Each record should reappear exactly in your answer, minus any picture.

Element data from apps and pages:
=== Section Start ===

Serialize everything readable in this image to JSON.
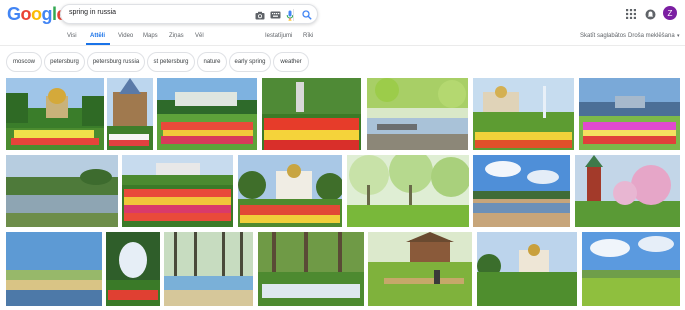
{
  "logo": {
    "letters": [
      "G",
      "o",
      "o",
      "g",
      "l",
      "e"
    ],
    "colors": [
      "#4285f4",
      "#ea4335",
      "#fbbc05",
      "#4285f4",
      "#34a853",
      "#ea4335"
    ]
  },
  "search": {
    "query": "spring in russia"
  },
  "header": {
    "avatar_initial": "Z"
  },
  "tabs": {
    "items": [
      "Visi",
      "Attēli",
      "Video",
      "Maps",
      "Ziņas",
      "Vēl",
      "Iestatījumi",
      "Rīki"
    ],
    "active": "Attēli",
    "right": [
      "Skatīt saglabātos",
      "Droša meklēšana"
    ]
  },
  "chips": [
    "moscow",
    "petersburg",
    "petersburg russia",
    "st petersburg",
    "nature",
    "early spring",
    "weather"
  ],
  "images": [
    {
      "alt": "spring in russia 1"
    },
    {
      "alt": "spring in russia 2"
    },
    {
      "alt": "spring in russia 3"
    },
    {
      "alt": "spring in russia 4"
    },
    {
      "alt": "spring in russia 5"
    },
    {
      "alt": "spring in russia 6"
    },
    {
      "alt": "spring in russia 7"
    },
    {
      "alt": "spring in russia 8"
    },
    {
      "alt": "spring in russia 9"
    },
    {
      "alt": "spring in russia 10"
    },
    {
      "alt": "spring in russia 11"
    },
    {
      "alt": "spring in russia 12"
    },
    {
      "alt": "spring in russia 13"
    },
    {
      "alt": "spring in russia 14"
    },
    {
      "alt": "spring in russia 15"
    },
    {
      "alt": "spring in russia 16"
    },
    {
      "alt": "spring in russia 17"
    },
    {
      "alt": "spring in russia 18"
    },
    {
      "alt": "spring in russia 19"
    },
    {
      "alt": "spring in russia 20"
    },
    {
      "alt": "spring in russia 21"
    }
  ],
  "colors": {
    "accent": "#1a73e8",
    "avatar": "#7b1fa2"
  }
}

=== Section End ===

- [ANSWER TO THE EXERCISE]:
Serialize everything readable in this image to JSON.
{
  "logo": {
    "letters": [
      "G",
      "o",
      "o",
      "g",
      "l",
      "e"
    ],
    "colors": [
      "#4285f4",
      "#ea4335",
      "#fbbc05",
      "#4285f4",
      "#34a853",
      "#ea4335"
    ]
  },
  "search": {
    "query": "spring in russia"
  },
  "header": {
    "avatar_initial": "Z"
  },
  "tabs": {
    "items": [
      "Visi",
      "Attēli",
      "Video",
      "Maps",
      "Ziņas",
      "Vēl",
      "Iestatījumi",
      "Rīki"
    ],
    "active": "Attēli",
    "right": [
      "Skatīt saglabātos",
      "Droša meklēšana"
    ]
  },
  "chips": [
    "moscow",
    "petersburg",
    "petersburg russia",
    "st petersburg",
    "nature",
    "early spring",
    "weather"
  ],
  "images": [
    {
      "alt": "spring in russia 1"
    },
    {
      "alt": "spring in russia 2"
    },
    {
      "alt": "spring in russia 3"
    },
    {
      "alt": "spring in russia 4"
    },
    {
      "alt": "spring in russia 5"
    },
    {
      "alt": "spring in russia 6"
    },
    {
      "alt": "spring in russia 7"
    },
    {
      "alt": "spring in russia 8"
    },
    {
      "alt": "spring in russia 9"
    },
    {
      "alt": "spring in russia 10"
    },
    {
      "alt": "spring in russia 11"
    },
    {
      "alt": "spring in russia 12"
    },
    {
      "alt": "spring in russia 13"
    },
    {
      "alt": "spring in russia 14"
    },
    {
      "alt": "spring in russia 15"
    },
    {
      "alt": "spring in russia 16"
    },
    {
      "alt": "spring in russia 17"
    },
    {
      "alt": "spring in russia 18"
    },
    {
      "alt": "spring in russia 19"
    },
    {
      "alt": "spring in russia 20"
    },
    {
      "alt": "spring in russia 21"
    }
  ],
  "colors": {
    "accent": "#1a73e8",
    "avatar": "#7b1fa2"
  }
}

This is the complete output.